• [Exercise prompt] Below are the records; retype each one exactly.

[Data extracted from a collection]
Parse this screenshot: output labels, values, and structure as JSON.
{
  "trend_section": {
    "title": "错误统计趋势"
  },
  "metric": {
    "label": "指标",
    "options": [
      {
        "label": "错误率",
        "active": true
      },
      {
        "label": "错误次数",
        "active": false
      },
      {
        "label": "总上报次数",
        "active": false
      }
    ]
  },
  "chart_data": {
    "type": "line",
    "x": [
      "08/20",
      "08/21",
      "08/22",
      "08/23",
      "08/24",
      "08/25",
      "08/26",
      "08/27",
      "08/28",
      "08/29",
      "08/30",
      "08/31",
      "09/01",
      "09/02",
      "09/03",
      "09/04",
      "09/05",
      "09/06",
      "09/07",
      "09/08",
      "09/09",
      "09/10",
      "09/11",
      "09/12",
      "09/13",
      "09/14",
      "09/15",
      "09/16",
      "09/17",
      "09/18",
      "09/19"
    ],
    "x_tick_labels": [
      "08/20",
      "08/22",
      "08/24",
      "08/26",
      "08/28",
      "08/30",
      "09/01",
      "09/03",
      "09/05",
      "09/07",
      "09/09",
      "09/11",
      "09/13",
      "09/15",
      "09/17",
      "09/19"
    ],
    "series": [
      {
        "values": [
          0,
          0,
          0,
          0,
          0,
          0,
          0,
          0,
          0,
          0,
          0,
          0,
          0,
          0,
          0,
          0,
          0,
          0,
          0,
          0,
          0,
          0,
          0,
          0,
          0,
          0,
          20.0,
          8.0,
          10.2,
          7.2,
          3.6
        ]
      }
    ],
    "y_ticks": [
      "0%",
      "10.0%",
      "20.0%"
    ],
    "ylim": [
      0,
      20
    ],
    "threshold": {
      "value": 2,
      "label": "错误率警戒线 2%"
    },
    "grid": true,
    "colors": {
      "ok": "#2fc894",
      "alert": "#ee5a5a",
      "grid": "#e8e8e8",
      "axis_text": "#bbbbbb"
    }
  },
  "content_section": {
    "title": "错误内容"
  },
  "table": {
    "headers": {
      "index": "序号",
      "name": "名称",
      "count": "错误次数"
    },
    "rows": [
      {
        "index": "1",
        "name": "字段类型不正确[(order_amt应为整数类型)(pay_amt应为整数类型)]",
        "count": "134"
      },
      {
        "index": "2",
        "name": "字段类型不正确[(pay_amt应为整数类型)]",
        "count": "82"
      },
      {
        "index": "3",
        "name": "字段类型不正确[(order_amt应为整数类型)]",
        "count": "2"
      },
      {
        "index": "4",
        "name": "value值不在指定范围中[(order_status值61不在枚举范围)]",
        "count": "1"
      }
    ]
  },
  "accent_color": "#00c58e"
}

• [Response]
Parse this screenshot: output labels, values, and structure as JSON.
{
  "trend_section": {
    "title": "错误统计趋势"
  },
  "metric": {
    "label": "指标",
    "options": [
      {
        "label": "错误率",
        "active": true
      },
      {
        "label": "错误次数",
        "active": false
      },
      {
        "label": "总上报次数",
        "active": false
      }
    ]
  },
  "chart_data": {
    "type": "line",
    "x": [
      "08/20",
      "08/21",
      "08/22",
      "08/23",
      "08/24",
      "08/25",
      "08/26",
      "08/27",
      "08/28",
      "08/29",
      "08/30",
      "08/31",
      "09/01",
      "09/02",
      "09/03",
      "09/04",
      "09/05",
      "09/06",
      "09/07",
      "09/08",
      "09/09",
      "09/10",
      "09/11",
      "09/12",
      "09/13",
      "09/14",
      "09/15",
      "09/16",
      "09/17",
      "09/18",
      "09/19"
    ],
    "x_tick_labels": [
      "08/20",
      "08/22",
      "08/24",
      "08/26",
      "08/28",
      "08/30",
      "09/01",
      "09/03",
      "09/05",
      "09/07",
      "09/09",
      "09/11",
      "09/13",
      "09/15",
      "09/17",
      "09/19"
    ],
    "series": [
      {
        "values": [
          0,
          0,
          0,
          0,
          0,
          0,
          0,
          0,
          0,
          0,
          0,
          0,
          0,
          0,
          0,
          0,
          0,
          0,
          0,
          0,
          0,
          0,
          0,
          0,
          0,
          0,
          20.0,
          8.0,
          10.2,
          7.2,
          3.6
        ]
      }
    ],
    "y_ticks": [
      "0%",
      "10.0%",
      "20.0%"
    ],
    "ylim": [
      0,
      20
    ],
    "threshold": {
      "value": 2,
      "label": "错误率警戒线 2%"
    },
    "grid": true,
    "colors": {
      "ok": "#2fc894",
      "alert": "#ee5a5a",
      "grid": "#e8e8e8",
      "axis_text": "#bbbbbb"
    }
  },
  "content_section": {
    "title": "错误内容"
  },
  "table": {
    "headers": {
      "index": "序号",
      "name": "名称",
      "count": "错误次数"
    },
    "rows": [
      {
        "index": "1",
        "name": "字段类型不正确[(order_amt应为整数类型)(pay_amt应为整数类型)]",
        "count": "134"
      },
      {
        "index": "2",
        "name": "字段类型不正确[(pay_amt应为整数类型)]",
        "count": "82"
      },
      {
        "index": "3",
        "name": "字段类型不正确[(order_amt应为整数类型)]",
        "count": "2"
      },
      {
        "index": "4",
        "name": "value值不在指定范围中[(order_status值61不在枚举范围)]",
        "count": "1"
      }
    ]
  },
  "accent_color": "#00c58e"
}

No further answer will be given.